- _WHAT IS REQUIRED_:
Nothing in the records should be altered; retype them all exactly.

--------

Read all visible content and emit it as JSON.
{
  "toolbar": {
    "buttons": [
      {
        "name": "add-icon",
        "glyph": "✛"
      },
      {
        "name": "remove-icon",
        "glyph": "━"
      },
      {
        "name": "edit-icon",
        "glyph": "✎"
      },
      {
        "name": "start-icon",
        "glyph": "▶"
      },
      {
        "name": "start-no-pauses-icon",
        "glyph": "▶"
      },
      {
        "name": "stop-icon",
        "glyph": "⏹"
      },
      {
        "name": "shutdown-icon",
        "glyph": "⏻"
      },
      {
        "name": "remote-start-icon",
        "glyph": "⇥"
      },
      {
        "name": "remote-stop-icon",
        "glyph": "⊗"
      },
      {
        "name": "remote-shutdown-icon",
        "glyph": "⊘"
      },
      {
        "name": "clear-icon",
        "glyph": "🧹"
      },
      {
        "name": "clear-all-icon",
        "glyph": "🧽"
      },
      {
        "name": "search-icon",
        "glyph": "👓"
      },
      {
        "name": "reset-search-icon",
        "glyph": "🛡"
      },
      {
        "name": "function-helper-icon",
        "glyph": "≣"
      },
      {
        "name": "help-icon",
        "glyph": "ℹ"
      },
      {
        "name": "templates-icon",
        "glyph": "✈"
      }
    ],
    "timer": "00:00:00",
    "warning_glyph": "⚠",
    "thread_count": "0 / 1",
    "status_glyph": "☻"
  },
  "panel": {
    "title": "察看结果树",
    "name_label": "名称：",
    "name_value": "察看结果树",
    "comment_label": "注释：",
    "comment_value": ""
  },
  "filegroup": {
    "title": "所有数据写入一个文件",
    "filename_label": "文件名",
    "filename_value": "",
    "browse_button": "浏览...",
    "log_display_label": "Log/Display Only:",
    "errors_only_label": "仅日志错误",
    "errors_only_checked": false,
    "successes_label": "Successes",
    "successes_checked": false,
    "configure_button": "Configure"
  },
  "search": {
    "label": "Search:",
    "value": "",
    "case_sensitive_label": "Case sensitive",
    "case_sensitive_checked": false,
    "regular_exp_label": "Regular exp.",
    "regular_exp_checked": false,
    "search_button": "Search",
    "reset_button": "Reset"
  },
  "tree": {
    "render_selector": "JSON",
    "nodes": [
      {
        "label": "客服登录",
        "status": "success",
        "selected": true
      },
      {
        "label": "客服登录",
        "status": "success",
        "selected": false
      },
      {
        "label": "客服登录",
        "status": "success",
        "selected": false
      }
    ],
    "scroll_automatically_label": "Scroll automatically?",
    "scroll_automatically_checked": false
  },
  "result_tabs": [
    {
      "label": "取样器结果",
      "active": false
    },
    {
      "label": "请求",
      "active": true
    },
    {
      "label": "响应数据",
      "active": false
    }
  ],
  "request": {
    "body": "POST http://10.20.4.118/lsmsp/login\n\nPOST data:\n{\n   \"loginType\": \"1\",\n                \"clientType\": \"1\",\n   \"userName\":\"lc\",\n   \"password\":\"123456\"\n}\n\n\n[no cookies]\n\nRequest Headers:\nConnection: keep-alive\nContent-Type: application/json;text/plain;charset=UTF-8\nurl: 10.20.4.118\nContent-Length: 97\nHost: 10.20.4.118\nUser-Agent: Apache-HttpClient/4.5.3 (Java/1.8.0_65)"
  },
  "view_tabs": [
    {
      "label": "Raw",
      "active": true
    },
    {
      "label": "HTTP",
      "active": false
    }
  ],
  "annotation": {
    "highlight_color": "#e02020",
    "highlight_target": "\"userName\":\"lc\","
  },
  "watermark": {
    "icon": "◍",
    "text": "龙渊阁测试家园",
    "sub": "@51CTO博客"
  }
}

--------

- _THE ANSWER_:
Read all visible content and emit it as JSON.
{
  "toolbar": {
    "buttons": [
      {
        "name": "add-icon",
        "glyph": "✛"
      },
      {
        "name": "remove-icon",
        "glyph": "━"
      },
      {
        "name": "edit-icon",
        "glyph": "✎"
      },
      {
        "name": "start-icon",
        "glyph": "▶"
      },
      {
        "name": "start-no-pauses-icon",
        "glyph": "▶"
      },
      {
        "name": "stop-icon",
        "glyph": "⏹"
      },
      {
        "name": "shutdown-icon",
        "glyph": "⏻"
      },
      {
        "name": "remote-start-icon",
        "glyph": "⇥"
      },
      {
        "name": "remote-stop-icon",
        "glyph": "⊗"
      },
      {
        "name": "remote-shutdown-icon",
        "glyph": "⊘"
      },
      {
        "name": "clear-icon",
        "glyph": "🧹"
      },
      {
        "name": "clear-all-icon",
        "glyph": "🧽"
      },
      {
        "name": "search-icon",
        "glyph": "👓"
      },
      {
        "name": "reset-search-icon",
        "glyph": "🛡"
      },
      {
        "name": "function-helper-icon",
        "glyph": "≣"
      },
      {
        "name": "help-icon",
        "glyph": "ℹ"
      },
      {
        "name": "templates-icon",
        "glyph": "✈"
      }
    ],
    "timer": "00:00:00",
    "warning_glyph": "⚠",
    "thread_count": "0 / 1",
    "status_glyph": "☻"
  },
  "panel": {
    "title": "察看结果树",
    "name_label": "名称：",
    "name_value": "察看结果树",
    "comment_label": "注释：",
    "comment_value": ""
  },
  "filegroup": {
    "title": "所有数据写入一个文件",
    "filename_label": "文件名",
    "filename_value": "",
    "browse_button": "浏览...",
    "log_display_label": "Log/Display Only:",
    "errors_only_label": "仅日志错误",
    "errors_only_checked": false,
    "successes_label": "Successes",
    "successes_checked": false,
    "configure_button": "Configure"
  },
  "search": {
    "label": "Search:",
    "value": "",
    "case_sensitive_label": "Case sensitive",
    "case_sensitive_checked": false,
    "regular_exp_label": "Regular exp.",
    "regular_exp_checked": false,
    "search_button": "Search",
    "reset_button": "Reset"
  },
  "tree": {
    "render_selector": "JSON",
    "nodes": [
      {
        "label": "客服登录",
        "status": "success",
        "selected": true
      },
      {
        "label": "客服登录",
        "status": "success",
        "selected": false
      },
      {
        "label": "客服登录",
        "status": "success",
        "selected": false
      }
    ],
    "scroll_automatically_label": "Scroll automatically?",
    "scroll_automatically_checked": false
  },
  "result_tabs": [
    {
      "label": "取样器结果",
      "active": false
    },
    {
      "label": "请求",
      "active": true
    },
    {
      "label": "响应数据",
      "active": false
    }
  ],
  "request": {
    "body": "POST http://10.20.4.118/lsmsp/login\n\nPOST data:\n{\n   \"loginType\": \"1\",\n                \"clientType\": \"1\",\n   \"userName\":\"lc\",\n   \"password\":\"123456\"\n}\n\n\n[no cookies]\n\nRequest Headers:\nConnection: keep-alive\nContent-Type: application/json;text/plain;charset=UTF-8\nurl: 10.20.4.118\nContent-Length: 97\nHost: 10.20.4.118\nUser-Agent: Apache-HttpClient/4.5.3 (Java/1.8.0_65)"
  },
  "view_tabs": [
    {
      "label": "Raw",
      "active": true
    },
    {
      "label": "HTTP",
      "active": false
    }
  ],
  "annotation": {
    "highlight_color": "#e02020",
    "highlight_target": "\"userName\":\"lc\","
  },
  "watermark": {
    "icon": "◍",
    "text": "龙渊阁测试家园",
    "sub": "@51CTO博客"
  }
}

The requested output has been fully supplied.